-- Information supplied follows --

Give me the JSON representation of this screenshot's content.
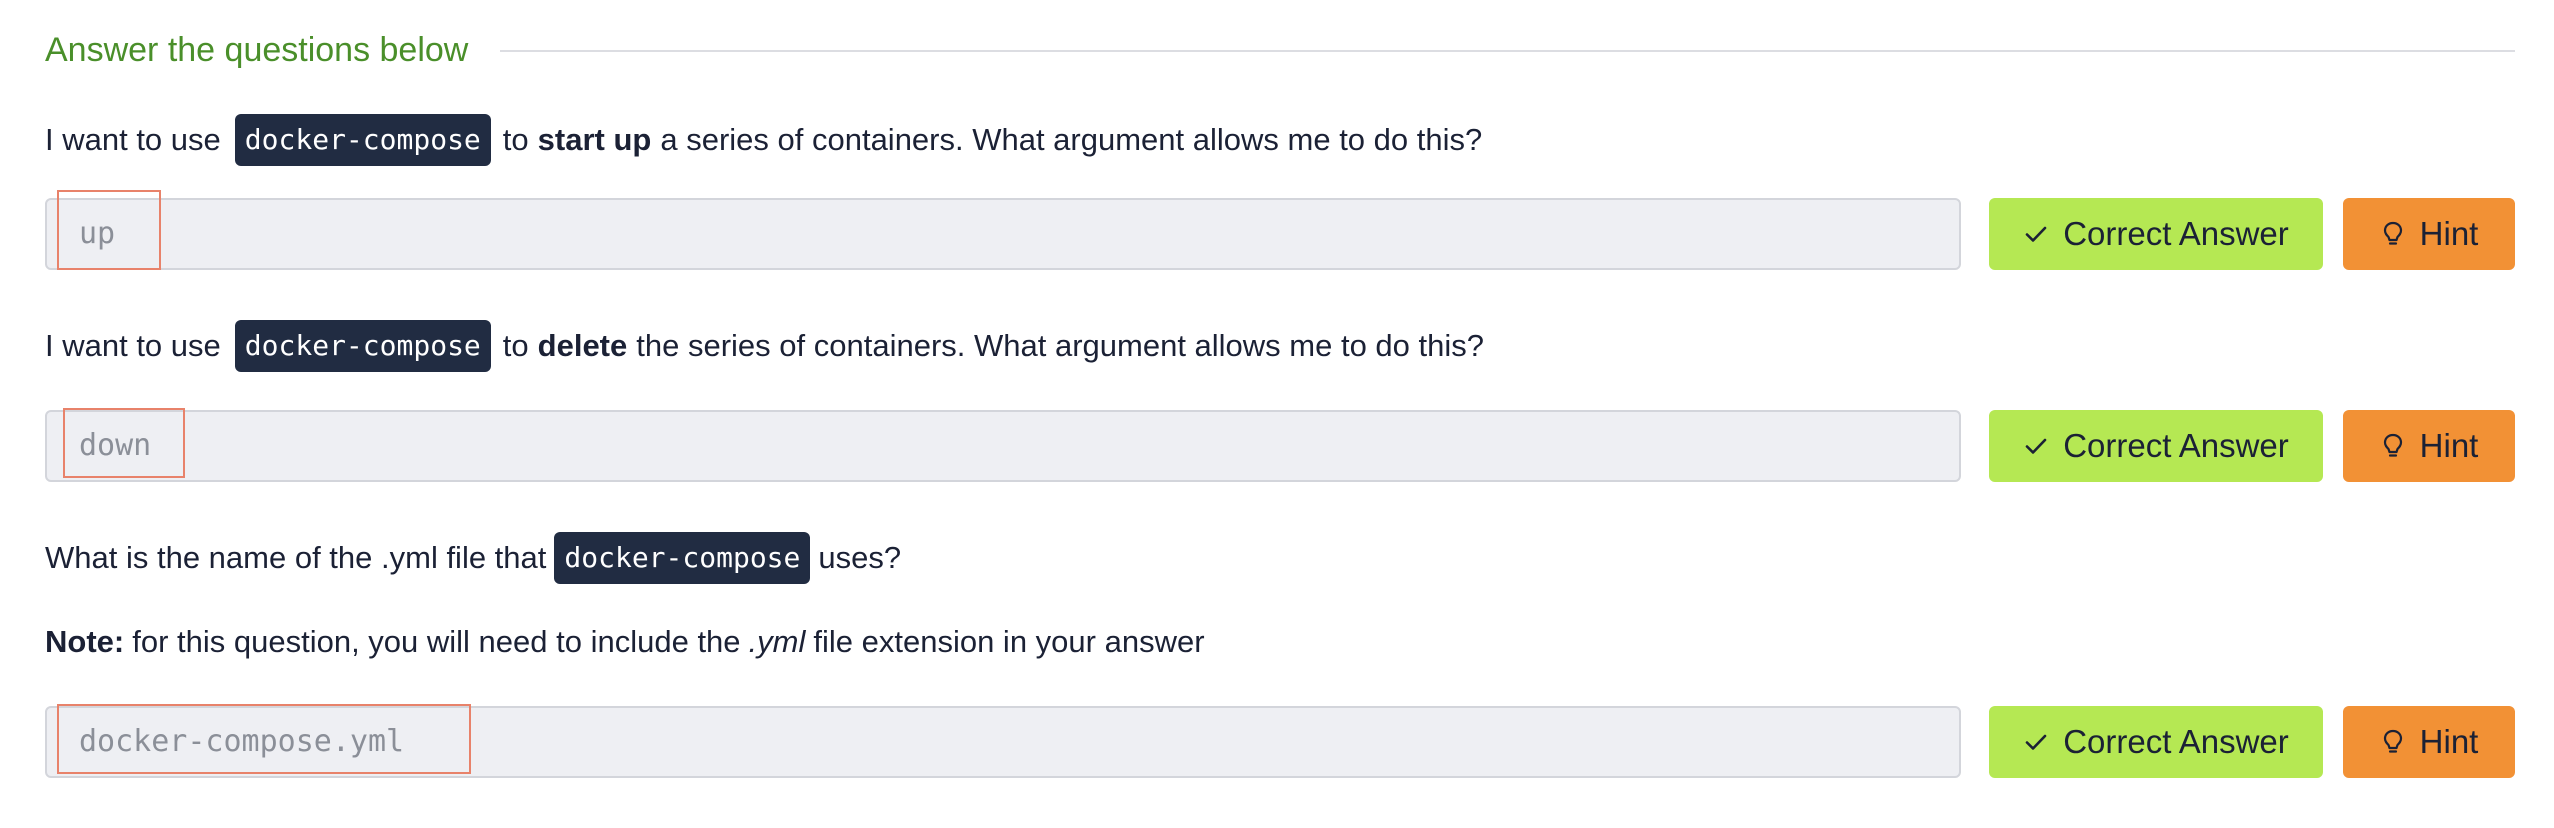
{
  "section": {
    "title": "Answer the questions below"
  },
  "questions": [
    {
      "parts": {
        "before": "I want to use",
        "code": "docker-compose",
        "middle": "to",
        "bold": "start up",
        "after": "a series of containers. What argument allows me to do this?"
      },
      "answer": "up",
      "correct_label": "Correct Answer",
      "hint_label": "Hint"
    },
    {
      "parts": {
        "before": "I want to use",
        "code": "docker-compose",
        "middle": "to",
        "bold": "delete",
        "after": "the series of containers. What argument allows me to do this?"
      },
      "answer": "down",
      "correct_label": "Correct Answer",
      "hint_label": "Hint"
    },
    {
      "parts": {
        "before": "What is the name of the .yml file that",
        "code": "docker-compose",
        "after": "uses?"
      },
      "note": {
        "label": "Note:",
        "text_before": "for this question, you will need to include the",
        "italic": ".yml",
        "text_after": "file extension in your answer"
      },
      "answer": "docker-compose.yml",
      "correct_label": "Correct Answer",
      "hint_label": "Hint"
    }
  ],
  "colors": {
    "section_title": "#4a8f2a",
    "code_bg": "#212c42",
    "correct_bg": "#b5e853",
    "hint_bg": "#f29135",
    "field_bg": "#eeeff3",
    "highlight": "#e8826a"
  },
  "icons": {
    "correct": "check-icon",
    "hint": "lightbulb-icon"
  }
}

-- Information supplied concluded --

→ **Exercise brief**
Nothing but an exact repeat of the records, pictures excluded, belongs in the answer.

→ **Your solution**
Give me the JSON representation of this screenshot's content.
{
  "section": {
    "title": "Answer the questions below"
  },
  "questions": [
    {
      "parts": {
        "before": "I want to use",
        "code": "docker-compose",
        "middle": "to",
        "bold": "start up",
        "after": "a series of containers. What argument allows me to do this?"
      },
      "answer": "up",
      "correct_label": "Correct Answer",
      "hint_label": "Hint"
    },
    {
      "parts": {
        "before": "I want to use",
        "code": "docker-compose",
        "middle": "to",
        "bold": "delete",
        "after": "the series of containers. What argument allows me to do this?"
      },
      "answer": "down",
      "correct_label": "Correct Answer",
      "hint_label": "Hint"
    },
    {
      "parts": {
        "before": "What is the name of the .yml file that",
        "code": "docker-compose",
        "after": "uses?"
      },
      "note": {
        "label": "Note:",
        "text_before": "for this question, you will need to include the",
        "italic": ".yml",
        "text_after": "file extension in your answer"
      },
      "answer": "docker-compose.yml",
      "correct_label": "Correct Answer",
      "hint_label": "Hint"
    }
  ],
  "colors": {
    "section_title": "#4a8f2a",
    "code_bg": "#212c42",
    "correct_bg": "#b5e853",
    "hint_bg": "#f29135",
    "field_bg": "#eeeff3",
    "highlight": "#e8826a"
  },
  "icons": {
    "correct": "check-icon",
    "hint": "lightbulb-icon"
  }
}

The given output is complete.